If you’re a pilot flying through rain and turbulence, your best friend is the auto-pilot; while you’re trying to navigate, you want the autopilot to maintain altitude, course, and trim. We wanted to provide this team with a set of automation processes: how you identify and progress molecules you want synthesized or a set of assays to be run? How do we enable that network to be orchestrated? Almost like a flow scheme tool on your laptop – please run these three experiments, hit send, off it goes. That way, the team can focus on the critical decisions that need to be made on each molecule.
We also needed to deploy this fast. We’re taking all the molecules in flight in the neuroscience pipeline and saying ‘catch.’ We found some key partners – Deloitte was involved in some earlier builds of clinical systems. We’re working with Assay Depot, which has done some great work creating an Amazon-like environment. We want to build workflow bundles on top of that. On the front end, we’re partnering with Knode, a subsidiary of Enlight Biosciences, to identify key opinion leaders.
With each partner, critical components of the clinical management, preclinical, lead-generation, lead optimization orchestration, and front-end discovery, we have those main elements in place. Now we can focus on integration and building on top of these core components our end-to-end solution – the FIPnet.
And what is FIPnet?
It’s an industry term -- Fully Integrated Pharmaceutical Network. What better name for the project?
The head of the Neuroscience iMed is Mike Poole. It’s his pipeline, his decision as to which molecules to take on board. At the same time, he’s done a great job focused on the discovery front end and securing deals to strengthen the pipeline. And all this with no wet labs! Go visit their offices in Cambridge -- the only thing wet is the coffee! It has been a great partnership with the team bringing FIPnet online to help manage the pipeline through a network of partners.
We’ve made some pretty hard decisions to close our site in Montreal, a pain research site. Our R&D capabilities in Södertälje, Sweden are also being exited. But all the compounds from these sites are being caught by the Neuroscience iMed team – and providing something of a “live-fire” roll-out environment for FIPnet as we deploy the initial system iterations.
We’ve been pretty impressed with the progress so far – this was only announced in February 2012. At this point we have no plan to apply this virtual model more broadly in R&D, but we can apply things we learn to other groups, such as leveraging new ways of working and components of FIPnet.
Your first love is supercomputing. Are you still involved in that aspect?
We have quite a bit of HPC capability and a very good understanding of the data centric challenges ahead. We have clusters at multiple sites, cloud expertise, and a good understanding of the scale we need to navigate and the need for semantics to pull this all together. We’re going to need all these pieces to crack the nut -- predictive science, evidence payer, patient stratification, this all needs to come together.

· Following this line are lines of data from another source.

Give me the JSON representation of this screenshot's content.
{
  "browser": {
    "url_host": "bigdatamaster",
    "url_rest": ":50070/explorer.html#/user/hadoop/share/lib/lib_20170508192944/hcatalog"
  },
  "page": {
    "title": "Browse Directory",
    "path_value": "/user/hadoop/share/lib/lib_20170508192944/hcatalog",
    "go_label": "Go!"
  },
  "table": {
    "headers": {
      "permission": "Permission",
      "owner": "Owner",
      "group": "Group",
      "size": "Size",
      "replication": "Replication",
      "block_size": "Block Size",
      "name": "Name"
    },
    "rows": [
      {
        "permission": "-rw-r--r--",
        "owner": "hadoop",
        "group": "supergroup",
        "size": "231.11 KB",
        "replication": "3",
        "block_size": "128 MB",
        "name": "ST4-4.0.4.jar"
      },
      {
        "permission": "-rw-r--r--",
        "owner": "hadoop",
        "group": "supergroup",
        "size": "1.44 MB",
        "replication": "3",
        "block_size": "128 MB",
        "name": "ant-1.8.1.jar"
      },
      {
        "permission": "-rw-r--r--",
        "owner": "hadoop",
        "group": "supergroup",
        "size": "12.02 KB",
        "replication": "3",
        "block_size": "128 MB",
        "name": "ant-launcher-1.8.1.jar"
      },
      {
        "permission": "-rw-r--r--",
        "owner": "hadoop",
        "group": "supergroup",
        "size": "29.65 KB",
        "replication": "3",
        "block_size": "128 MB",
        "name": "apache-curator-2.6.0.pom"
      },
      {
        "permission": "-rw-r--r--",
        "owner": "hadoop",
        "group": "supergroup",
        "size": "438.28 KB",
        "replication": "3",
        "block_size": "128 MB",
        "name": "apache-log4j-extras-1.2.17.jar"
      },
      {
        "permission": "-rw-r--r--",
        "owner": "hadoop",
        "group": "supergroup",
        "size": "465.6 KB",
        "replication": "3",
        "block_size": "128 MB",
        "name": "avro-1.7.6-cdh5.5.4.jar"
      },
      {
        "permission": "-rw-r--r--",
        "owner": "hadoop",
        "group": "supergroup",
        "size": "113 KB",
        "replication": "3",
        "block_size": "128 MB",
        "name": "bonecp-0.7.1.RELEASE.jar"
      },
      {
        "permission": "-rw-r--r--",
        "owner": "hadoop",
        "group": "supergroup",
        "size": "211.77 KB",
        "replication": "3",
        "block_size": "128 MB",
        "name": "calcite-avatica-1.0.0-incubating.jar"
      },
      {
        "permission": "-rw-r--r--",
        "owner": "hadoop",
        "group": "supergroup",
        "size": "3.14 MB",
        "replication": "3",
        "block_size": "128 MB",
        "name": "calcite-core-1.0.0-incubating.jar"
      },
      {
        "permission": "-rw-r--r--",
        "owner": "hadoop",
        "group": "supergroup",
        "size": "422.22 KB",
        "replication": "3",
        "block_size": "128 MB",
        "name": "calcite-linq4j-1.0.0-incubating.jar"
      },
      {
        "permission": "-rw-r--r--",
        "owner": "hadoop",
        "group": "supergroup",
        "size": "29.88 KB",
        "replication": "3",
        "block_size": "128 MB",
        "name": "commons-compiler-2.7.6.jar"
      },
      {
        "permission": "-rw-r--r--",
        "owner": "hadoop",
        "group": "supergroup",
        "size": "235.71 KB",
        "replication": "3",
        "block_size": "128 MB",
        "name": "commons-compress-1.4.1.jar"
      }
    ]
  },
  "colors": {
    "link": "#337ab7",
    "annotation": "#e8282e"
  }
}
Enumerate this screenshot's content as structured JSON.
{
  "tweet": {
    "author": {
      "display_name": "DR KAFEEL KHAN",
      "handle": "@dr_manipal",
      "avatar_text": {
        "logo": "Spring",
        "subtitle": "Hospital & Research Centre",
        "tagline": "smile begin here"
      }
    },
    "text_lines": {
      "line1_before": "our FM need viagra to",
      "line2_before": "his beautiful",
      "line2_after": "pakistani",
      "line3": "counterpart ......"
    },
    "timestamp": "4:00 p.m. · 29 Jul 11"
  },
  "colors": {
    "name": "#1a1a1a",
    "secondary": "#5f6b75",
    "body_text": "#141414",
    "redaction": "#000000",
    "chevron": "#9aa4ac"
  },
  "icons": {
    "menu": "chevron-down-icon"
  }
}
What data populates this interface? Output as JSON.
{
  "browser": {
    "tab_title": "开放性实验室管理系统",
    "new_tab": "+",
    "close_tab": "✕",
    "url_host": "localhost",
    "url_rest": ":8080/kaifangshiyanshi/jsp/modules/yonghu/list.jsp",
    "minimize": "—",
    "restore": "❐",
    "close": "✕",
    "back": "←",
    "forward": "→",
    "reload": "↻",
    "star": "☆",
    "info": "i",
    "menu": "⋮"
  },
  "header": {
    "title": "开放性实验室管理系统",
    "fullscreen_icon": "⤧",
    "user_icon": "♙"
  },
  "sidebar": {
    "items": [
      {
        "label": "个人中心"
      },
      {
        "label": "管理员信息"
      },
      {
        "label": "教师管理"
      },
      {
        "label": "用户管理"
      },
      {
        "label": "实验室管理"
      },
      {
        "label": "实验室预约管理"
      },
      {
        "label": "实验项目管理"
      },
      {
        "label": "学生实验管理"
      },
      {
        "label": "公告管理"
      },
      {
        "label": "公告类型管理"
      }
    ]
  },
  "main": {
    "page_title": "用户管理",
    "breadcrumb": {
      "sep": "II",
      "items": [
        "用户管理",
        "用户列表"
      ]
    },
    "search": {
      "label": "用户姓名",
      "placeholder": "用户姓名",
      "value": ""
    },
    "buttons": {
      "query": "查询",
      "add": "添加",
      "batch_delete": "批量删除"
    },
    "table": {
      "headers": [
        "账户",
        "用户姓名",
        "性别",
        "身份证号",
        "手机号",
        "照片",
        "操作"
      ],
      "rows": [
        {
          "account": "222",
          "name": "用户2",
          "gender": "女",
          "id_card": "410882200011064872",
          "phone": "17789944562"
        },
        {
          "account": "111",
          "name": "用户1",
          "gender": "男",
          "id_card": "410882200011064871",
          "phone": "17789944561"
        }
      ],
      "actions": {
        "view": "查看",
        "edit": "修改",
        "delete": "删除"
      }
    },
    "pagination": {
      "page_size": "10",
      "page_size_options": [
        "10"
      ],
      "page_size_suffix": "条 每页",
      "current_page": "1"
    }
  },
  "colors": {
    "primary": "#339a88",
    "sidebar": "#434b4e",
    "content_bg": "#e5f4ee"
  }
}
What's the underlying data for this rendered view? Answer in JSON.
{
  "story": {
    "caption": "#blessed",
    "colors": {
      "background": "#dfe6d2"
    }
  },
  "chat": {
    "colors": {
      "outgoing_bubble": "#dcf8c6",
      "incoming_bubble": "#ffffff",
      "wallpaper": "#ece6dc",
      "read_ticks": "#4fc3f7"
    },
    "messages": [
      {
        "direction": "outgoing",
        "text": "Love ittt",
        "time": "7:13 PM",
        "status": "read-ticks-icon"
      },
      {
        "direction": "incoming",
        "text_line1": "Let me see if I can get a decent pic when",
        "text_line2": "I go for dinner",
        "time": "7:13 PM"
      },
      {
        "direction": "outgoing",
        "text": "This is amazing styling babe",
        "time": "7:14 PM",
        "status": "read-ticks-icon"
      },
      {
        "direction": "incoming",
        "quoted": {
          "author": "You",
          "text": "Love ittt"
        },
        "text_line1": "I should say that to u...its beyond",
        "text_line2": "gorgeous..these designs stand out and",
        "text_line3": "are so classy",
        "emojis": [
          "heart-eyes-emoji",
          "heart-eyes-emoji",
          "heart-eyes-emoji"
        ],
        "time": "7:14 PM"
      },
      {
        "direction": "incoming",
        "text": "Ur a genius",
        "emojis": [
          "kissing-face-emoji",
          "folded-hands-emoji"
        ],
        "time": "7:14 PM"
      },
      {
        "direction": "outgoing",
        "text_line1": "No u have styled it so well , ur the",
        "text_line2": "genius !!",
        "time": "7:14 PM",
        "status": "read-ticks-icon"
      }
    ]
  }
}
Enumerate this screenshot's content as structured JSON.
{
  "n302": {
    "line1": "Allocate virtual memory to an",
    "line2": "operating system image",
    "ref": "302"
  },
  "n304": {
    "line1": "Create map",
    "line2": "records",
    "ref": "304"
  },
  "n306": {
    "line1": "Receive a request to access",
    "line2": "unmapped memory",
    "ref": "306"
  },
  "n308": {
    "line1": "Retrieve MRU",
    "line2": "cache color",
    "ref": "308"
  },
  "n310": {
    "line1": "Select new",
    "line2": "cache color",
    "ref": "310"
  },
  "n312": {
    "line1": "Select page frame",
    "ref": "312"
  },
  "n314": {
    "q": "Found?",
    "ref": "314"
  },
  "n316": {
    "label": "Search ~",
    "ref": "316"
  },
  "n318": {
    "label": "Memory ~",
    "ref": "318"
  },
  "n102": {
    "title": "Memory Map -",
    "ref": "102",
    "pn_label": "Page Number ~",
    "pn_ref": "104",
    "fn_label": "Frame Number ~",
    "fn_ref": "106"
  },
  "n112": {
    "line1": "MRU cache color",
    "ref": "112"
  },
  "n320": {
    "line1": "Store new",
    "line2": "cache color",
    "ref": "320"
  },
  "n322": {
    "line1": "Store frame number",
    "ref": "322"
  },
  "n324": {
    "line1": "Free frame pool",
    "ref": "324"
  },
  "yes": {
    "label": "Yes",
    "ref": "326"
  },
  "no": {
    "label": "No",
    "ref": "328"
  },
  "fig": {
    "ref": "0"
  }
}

A funny story: I have this artifact in my office – a board from a Connection Machine-5 from Los Alamos, which was a going away present when the machine was decommissioned. What made me feel right at home here was when a colleague was walking by my office and said, “Hey, that’s a CM-5 board!” That was a very promising biomarker!